For these friends, a series of photos on ‘The Couch’ is a priceless college souvenir
They were suitemates their freshman year in Will Rice College: Brittany Fox and Al Ernst in one room, Liz Jackson and Sandra Marcatili in another. And on move-in day in August 2008, they all met each other for the first time.
A couple of their dads lugged a green leather couch bought on Craigslist into their common living room. The rest of their family members took pictures.
“It was very chaotic that day, but all of our parents were very camera-happy,” Ernst recalled. And just before their families said goodbye, somebody’s dad asked the suitemates to line up on the green couch and pose for a photo to mark the moment.
“At that time, we’d only met each other an hour before,” Fox said, cringing a little at the memory. But the teens complied and sat down, trying not to let their shoulders touch.
That photo reflects the chaos of move-in day: Four near-strangers sit wedged together on a couch designed for two or three. A Bed Bath & Beyond bag clutters the background, overflowing with dorm-room essentials. And on the end of the row, Marcatili looks off in the wrong direction, smiling for one of several other flashing cameras.
The young women didn’t know each other yet. They certainly didn’t know they were starting a tradition they would come to treasure.
By the spring, the suitemates had built a solid bond and planned to share a suite again their sophomore year. And in April of that year – just as final exams were wrapping up – Fox, Ernst, Marcatili and Jackson decided to line up on the couch again to re-create the snapshot from nine months earlier.
They don’t remember why.
“I think somebody had the first picture and said, ‘Oh my gosh! Look how awkward we look here, and we know each other now,’” Fox said. “But I have no idea who was the driving force” behind the second photo.
They remember arranging themselves carefully, though, so the photos would look the same.
“We made sure we were in the same order,” Marcatili said. “Al and I had our hands back, and I looked to the side.”
By the time they returned for their sophomore year, the couch picture had turned into a habit. The four posed for another one that fall.
“Especially since we were all living together again, it was like, ‘Let’s take the couch picture,’” Jackson said.
And every year since, the friends have taken two couch photos – one at the school year’s beginning and another at its end. Each time, they line up in the same order. Each time, Fox tilts her head and Marcatili looks off to the side.
Their junior year, Jackson and Fox studied abroad – Fox in Rome and Jackson in Budapest. But before they left the country, Fox’s mom lined the women up on the couch and took a photo.
“Brittany’s mom has kind of kept us in line,” Ernst said. Fox laughed.
“My mom is organized, texting me: ‘Have you taken the couch picture?’” she said. “But I’m glad she has made us stay on it, because it’s good to have them all now.”
The photographers vary. So does the quality of the photos. In a couple of pictures, the women are sitting on a different couch. But those photos form a priceless timeline of their college years.

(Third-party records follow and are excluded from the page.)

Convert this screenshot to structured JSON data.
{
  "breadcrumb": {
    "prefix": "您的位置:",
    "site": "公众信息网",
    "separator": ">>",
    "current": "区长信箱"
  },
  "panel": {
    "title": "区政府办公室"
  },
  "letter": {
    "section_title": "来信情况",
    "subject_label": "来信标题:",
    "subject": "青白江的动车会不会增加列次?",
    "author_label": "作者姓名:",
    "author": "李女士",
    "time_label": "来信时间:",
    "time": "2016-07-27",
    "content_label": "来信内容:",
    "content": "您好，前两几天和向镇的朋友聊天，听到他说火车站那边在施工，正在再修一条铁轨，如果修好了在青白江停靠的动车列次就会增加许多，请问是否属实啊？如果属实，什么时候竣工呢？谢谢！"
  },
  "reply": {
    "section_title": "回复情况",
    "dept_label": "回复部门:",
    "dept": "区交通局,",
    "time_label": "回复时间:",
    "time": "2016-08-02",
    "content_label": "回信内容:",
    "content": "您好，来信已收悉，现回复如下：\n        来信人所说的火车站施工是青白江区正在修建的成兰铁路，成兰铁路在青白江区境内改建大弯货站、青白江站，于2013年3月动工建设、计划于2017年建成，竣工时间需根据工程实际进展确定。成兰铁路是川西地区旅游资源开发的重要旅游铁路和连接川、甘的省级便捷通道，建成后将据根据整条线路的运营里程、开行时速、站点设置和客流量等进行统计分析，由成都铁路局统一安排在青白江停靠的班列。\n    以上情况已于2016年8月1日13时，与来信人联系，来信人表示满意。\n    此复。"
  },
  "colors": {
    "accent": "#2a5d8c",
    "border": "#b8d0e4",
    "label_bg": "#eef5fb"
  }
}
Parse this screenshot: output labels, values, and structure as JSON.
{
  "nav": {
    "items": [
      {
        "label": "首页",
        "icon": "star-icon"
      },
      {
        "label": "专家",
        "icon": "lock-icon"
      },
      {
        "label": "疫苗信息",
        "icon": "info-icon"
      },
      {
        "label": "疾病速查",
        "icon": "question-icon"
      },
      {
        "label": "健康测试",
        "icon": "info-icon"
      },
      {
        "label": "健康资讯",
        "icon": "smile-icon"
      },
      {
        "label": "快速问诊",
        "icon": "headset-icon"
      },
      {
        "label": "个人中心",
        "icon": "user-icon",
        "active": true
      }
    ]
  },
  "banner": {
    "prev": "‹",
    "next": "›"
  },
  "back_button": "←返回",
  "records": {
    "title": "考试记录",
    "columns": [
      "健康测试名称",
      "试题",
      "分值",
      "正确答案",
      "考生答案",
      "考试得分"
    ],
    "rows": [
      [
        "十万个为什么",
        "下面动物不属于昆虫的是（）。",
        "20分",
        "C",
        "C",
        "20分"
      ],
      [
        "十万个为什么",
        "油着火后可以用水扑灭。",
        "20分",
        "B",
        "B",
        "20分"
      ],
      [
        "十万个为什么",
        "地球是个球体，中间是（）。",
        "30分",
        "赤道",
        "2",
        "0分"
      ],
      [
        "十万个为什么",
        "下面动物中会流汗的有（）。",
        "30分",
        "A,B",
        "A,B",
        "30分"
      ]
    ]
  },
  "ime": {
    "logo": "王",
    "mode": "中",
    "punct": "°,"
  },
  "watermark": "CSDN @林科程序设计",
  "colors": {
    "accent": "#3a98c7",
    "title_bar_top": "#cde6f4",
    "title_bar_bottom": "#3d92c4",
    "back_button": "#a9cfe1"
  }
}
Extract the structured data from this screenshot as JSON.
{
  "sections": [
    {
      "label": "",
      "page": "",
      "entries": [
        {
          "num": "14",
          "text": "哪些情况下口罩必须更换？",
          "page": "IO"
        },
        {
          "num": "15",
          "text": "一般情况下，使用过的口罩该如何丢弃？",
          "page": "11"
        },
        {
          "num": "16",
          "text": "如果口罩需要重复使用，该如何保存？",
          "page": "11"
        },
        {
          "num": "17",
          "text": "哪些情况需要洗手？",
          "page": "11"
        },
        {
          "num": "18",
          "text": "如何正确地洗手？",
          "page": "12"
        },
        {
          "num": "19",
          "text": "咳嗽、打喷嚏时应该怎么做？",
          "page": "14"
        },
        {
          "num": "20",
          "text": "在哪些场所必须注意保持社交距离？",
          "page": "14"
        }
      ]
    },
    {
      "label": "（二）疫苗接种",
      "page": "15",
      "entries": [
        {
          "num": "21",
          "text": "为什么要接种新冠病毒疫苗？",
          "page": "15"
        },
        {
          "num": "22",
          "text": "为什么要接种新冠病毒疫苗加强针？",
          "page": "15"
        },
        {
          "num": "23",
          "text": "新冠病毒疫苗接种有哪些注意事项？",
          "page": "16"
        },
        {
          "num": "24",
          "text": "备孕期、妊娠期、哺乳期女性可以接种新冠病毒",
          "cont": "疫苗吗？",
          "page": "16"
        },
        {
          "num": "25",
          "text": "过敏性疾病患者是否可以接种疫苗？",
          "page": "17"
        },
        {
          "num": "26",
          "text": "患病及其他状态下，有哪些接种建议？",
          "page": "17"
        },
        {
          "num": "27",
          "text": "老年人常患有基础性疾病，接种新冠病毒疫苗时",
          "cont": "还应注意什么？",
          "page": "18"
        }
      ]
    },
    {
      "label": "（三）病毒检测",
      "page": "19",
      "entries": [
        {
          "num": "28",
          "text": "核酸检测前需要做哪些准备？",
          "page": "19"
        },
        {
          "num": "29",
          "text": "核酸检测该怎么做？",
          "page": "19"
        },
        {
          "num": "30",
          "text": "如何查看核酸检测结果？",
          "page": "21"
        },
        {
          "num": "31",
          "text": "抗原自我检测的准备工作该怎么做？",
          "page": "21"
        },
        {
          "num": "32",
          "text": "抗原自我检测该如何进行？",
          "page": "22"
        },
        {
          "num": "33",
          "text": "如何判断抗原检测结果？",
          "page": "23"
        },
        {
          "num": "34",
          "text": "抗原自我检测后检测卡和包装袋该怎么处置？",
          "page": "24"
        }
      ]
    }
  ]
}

Only Fox has all eight of the photos, scattered in digital files here and there. But that first picture, with the date (08/17/2008) stamped in the bottom right corner, is the one they all know the best.
“I have that on my wall this year,” Marcatili said.
All four women will graduate on Saturday, earning degrees in architecture, classics and English, math and statistics, and environmental engineering.
Looking back at that photo from ’08, the women don’t think they look too different today.
“I think the biggest thing that’s changed is that we’re now really comfortable with each other, whereas that moment was really pretty awkward,” Jackson said.
“It’s not so much how we’ve changed in appearance, but looking back makes me think about freshman year,” she said. “And I think we’ve all definitely grown up a lot since then, even if we don’t look that much older.”
This year Fox, Jackson and Marcatili have shared an eight-person Will Rice suite with five others, and Ernst has lived with other friends in an apartment just north of campus.
Ernst still has the couch, though, and this week, a few days before graduation, she and her freshman-year suitemates all gathered at her place to re-create the photo one more time.
“This couch has been through a lot,” Jackson said, rubbing its arm affectionately. They reminisced about the friends who’d sat there, the late nights they studied there, the cellphone that disappeared in its cushions for almost two years.
After graduation, the women will go their separate ways. Ernst is moving back to her hometown of Seattle, but the couch is staying with her current roommates, so “it’s going to stay in this house,” she said.
The memories, however, will travel with each of them.